Only a few decades ago, it was commonplace to see these slow-plodders most places in Bulgaria.

Apart from the pet trade, there are other factors contributing to the decrease of the tortoises, like global warming leading to confusing changes in climate, the young eggs being preyed on, predation, urbanisation and intensive agriculture.

Luckily, there are many other groups urging a change in the conscientiousness of Bulgarian amphibians and reptiles, including of course, the very budding wildlife tourism. What was once one of the least visited corners of Eastern Europe, Bulgaria is now an increasingly popular destination for bespoke holidays. Companies such as Naturetrek, Branta tours and BBFS who specialise in natural history and wildlife holidays, now organise long weekends tracking various Bulgarian wildlife including herpetofauna, and of course offer the tours in conjunction with other Bulgarian must-sees and dos, like the monasteries, mountains, cities and indeed, the food and wine!

Inhabitants of Bulgaria, including ex-pats of course, can also help to preserve this incredible variety of amphibians and reptiles, by simply respecting their environments and using common sense.
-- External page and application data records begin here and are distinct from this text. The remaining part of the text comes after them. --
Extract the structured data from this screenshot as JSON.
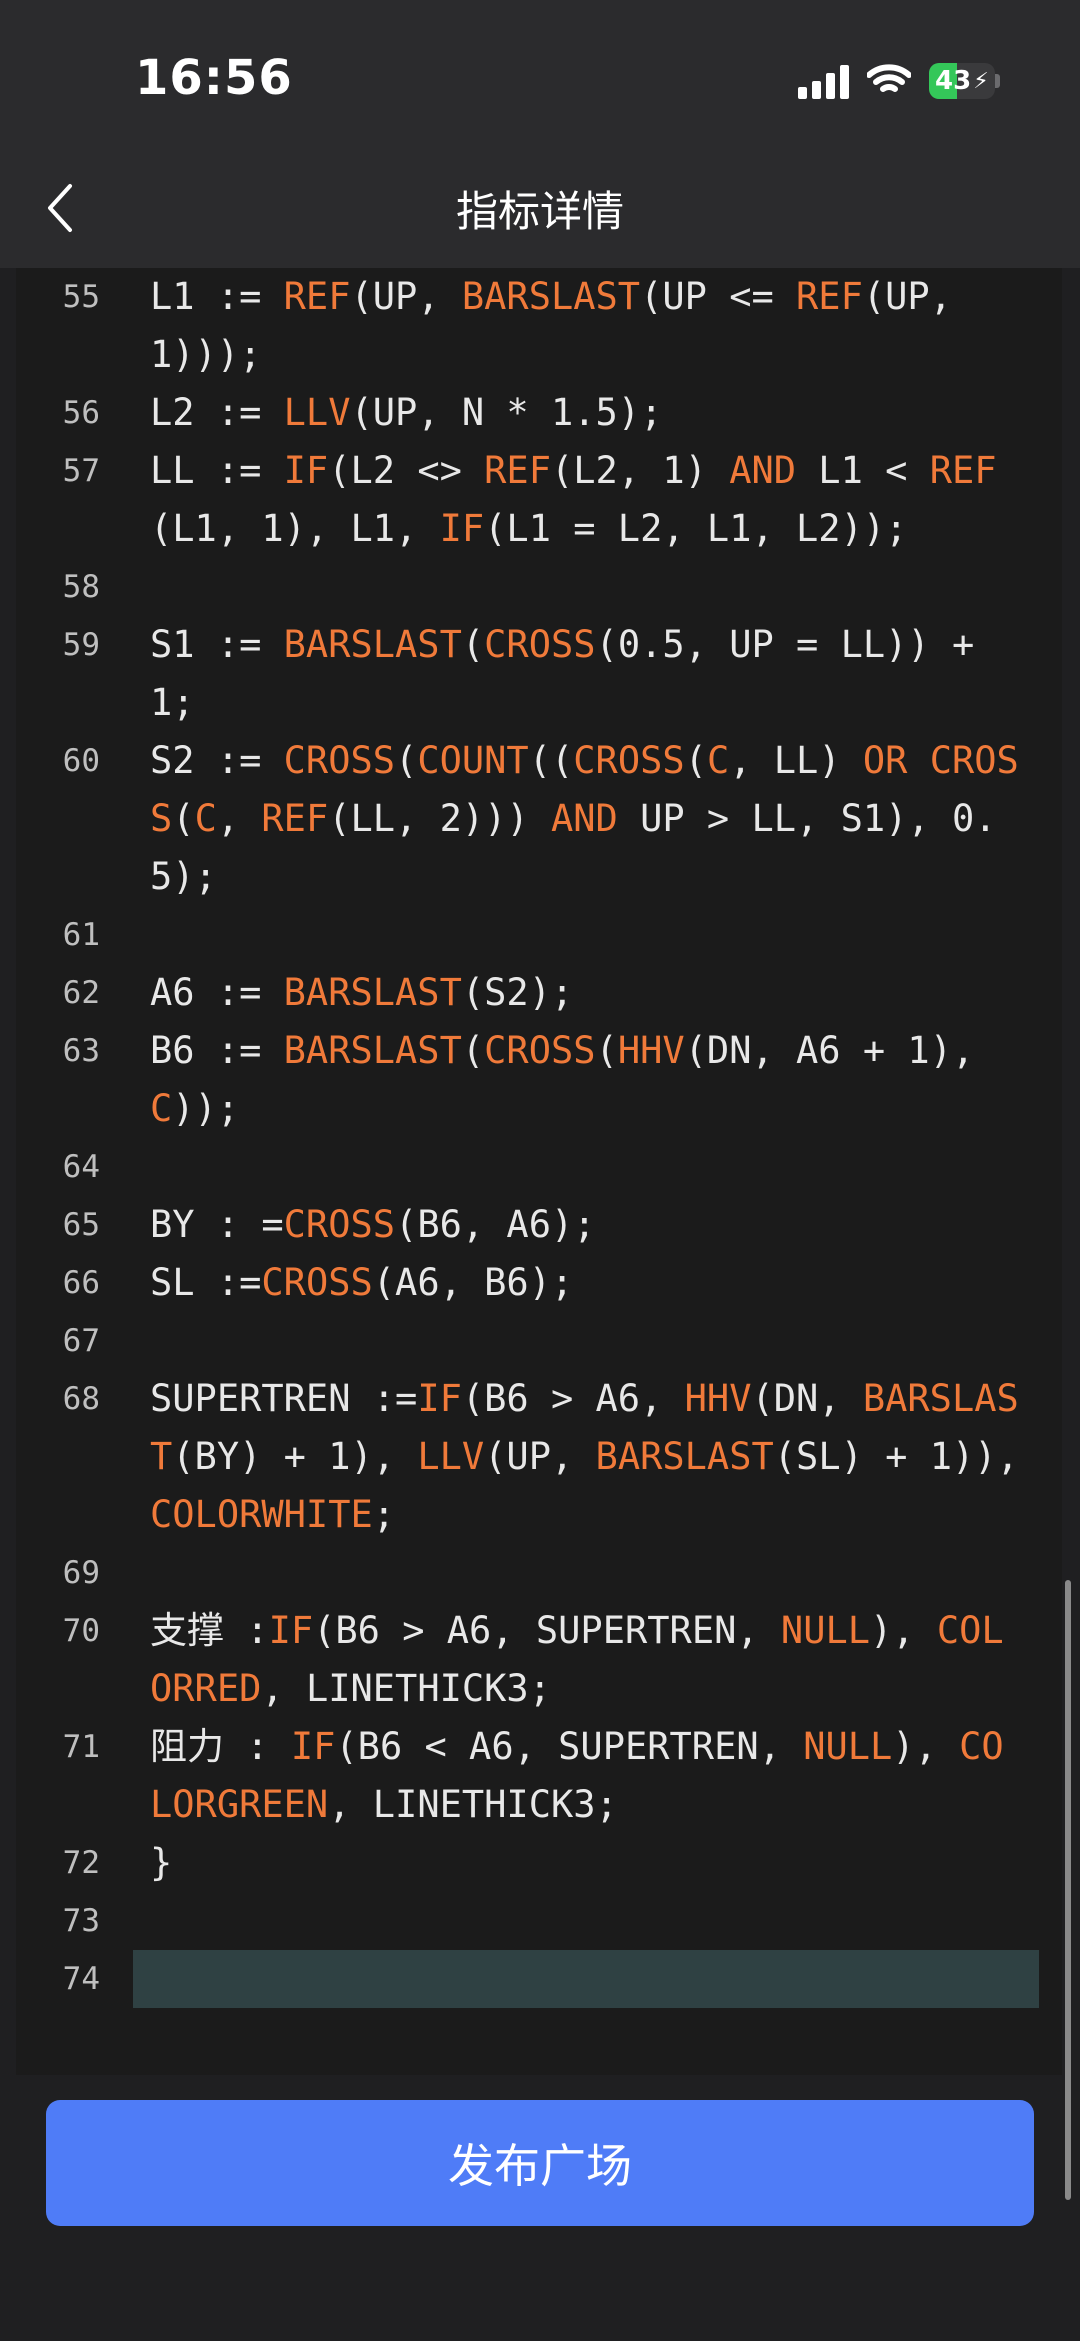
{
  "status_bar": {
    "time": "16:56",
    "battery": "43"
  },
  "header": {
    "title": "指标详情"
  },
  "editor": {
    "lines": [
      {
        "num": "55",
        "tokens": [
          {
            "t": "L1 := "
          },
          {
            "t": "REF",
            "k": 1
          },
          {
            "t": "(UP, "
          },
          {
            "t": "BARSLAST",
            "k": 1
          },
          {
            "t": "(UP <= "
          },
          {
            "t": "REF",
            "k": 1
          },
          {
            "t": "(UP, 1)));"
          }
        ]
      },
      {
        "num": "56",
        "tokens": [
          {
            "t": "L2 := "
          },
          {
            "t": "LLV",
            "k": 1
          },
          {
            "t": "(UP, N * 1.5);"
          }
        ]
      },
      {
        "num": "57",
        "tokens": [
          {
            "t": "LL := "
          },
          {
            "t": "IF",
            "k": 1
          },
          {
            "t": "(L2 <> "
          },
          {
            "t": "REF",
            "k": 1
          },
          {
            "t": "(L2, 1) "
          },
          {
            "t": "AND",
            "k": 1
          },
          {
            "t": " L1 < "
          },
          {
            "t": "REF",
            "k": 1
          },
          {
            "t": "(L1, 1), L1, "
          },
          {
            "t": "IF",
            "k": 1
          },
          {
            "t": "(L1 = L2, L1, L2));"
          }
        ]
      },
      {
        "num": "58",
        "tokens": []
      },
      {
        "num": "59",
        "tokens": [
          {
            "t": "S1 := "
          },
          {
            "t": "BARSLAST",
            "k": 1
          },
          {
            "t": "("
          },
          {
            "t": "CROSS",
            "k": 1
          },
          {
            "t": "(0.5, UP = LL)) + 1;"
          }
        ]
      },
      {
        "num": "60",
        "tokens": [
          {
            "t": "S2 := "
          },
          {
            "t": "CROSS",
            "k": 1
          },
          {
            "t": "("
          },
          {
            "t": "COUNT",
            "k": 1
          },
          {
            "t": "(("
          },
          {
            "t": "CROSS",
            "k": 1
          },
          {
            "t": "("
          },
          {
            "t": "C",
            "k": 1
          },
          {
            "t": ", LL) "
          },
          {
            "t": "OR",
            "k": 1
          },
          {
            "t": " "
          },
          {
            "t": "CROSS",
            "k": 1
          },
          {
            "t": "("
          },
          {
            "t": "C",
            "k": 1
          },
          {
            "t": ", "
          },
          {
            "t": "REF",
            "k": 1
          },
          {
            "t": "(LL, 2))) "
          },
          {
            "t": "AND",
            "k": 1
          },
          {
            "t": " UP > LL, S1), 0.5);"
          }
        ]
      },
      {
        "num": "61",
        "tokens": []
      },
      {
        "num": "62",
        "tokens": [
          {
            "t": "A6 := "
          },
          {
            "t": "BARSLAST",
            "k": 1
          },
          {
            "t": "(S2);"
          }
        ]
      },
      {
        "num": "63",
        "tokens": [
          {
            "t": "B6 := "
          },
          {
            "t": "BARSLAST",
            "k": 1
          },
          {
            "t": "("
          },
          {
            "t": "CROSS",
            "k": 1
          },
          {
            "t": "("
          },
          {
            "t": "HHV",
            "k": 1
          },
          {
            "t": "(DN, A6 + 1), "
          },
          {
            "t": "C",
            "k": 1
          },
          {
            "t": "));"
          }
        ]
      },
      {
        "num": "64",
        "tokens": []
      },
      {
        "num": "65",
        "tokens": [
          {
            "t": "BY : ="
          },
          {
            "t": "CROSS",
            "k": 1
          },
          {
            "t": "(B6, A6);"
          }
        ]
      },
      {
        "num": "66",
        "tokens": [
          {
            "t": "SL :="
          },
          {
            "t": "CROSS",
            "k": 1
          },
          {
            "t": "(A6, B6);"
          }
        ]
      },
      {
        "num": "67",
        "tokens": []
      },
      {
        "num": "68",
        "tokens": [
          {
            "t": "SUPERTREN :="
          },
          {
            "t": "IF",
            "k": 1
          },
          {
            "t": "(B6 > A6, "
          },
          {
            "t": "HHV",
            "k": 1
          },
          {
            "t": "(DN, "
          },
          {
            "t": "BARSLAST",
            "k": 1
          },
          {
            "t": "(BY) + 1), "
          },
          {
            "t": "LLV",
            "k": 1
          },
          {
            "t": "(UP, "
          },
          {
            "t": "BARSLAST",
            "k": 1
          },
          {
            "t": "(SL) + 1)), "
          },
          {
            "t": "COLORWHITE",
            "k": 1
          },
          {
            "t": ";"
          }
        ]
      },
      {
        "num": "69",
        "tokens": []
      },
      {
        "num": "70",
        "tokens": [
          {
            "t": "支撑 :"
          },
          {
            "t": "IF",
            "k": 1
          },
          {
            "t": "(B6 > A6, SUPERTREN, "
          },
          {
            "t": "NULL",
            "k": 1
          },
          {
            "t": "), "
          },
          {
            "t": "COLORRED",
            "k": 1
          },
          {
            "t": ", LINETHICK3;"
          }
        ]
      },
      {
        "num": "71",
        "tokens": [
          {
            "t": "阻力 : "
          },
          {
            "t": "IF",
            "k": 1
          },
          {
            "t": "(B6 < A6, SUPERTREN, "
          },
          {
            "t": "NULL",
            "k": 1
          },
          {
            "t": "), "
          },
          {
            "t": "COLORGREEN",
            "k": 1
          },
          {
            "t": ", LINETHICK3;"
          }
        ]
      },
      {
        "num": "72",
        "tokens": [
          {
            "t": "}"
          }
        ]
      },
      {
        "num": "73",
        "tokens": []
      },
      {
        "num": "74",
        "tokens": [],
        "active": true
      }
    ]
  },
  "footer": {
    "publish_label": "发布广场"
  }
}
Be careful when walking through areas that could be populated by smaller creatures that might get trodden on, don't feel the need to kill a snake if you encounter one in your garden - there are other ways of removing it, and do your bit to ensure endangered species don't continue to be exploited by the pet trade. The idea of a rare species terrarium may sound nice, but these creatures belong in the wild. Most importantly of all, enjoy the presence of these creatures and make sure you keep a camera at the ready should you stumble across a rare one!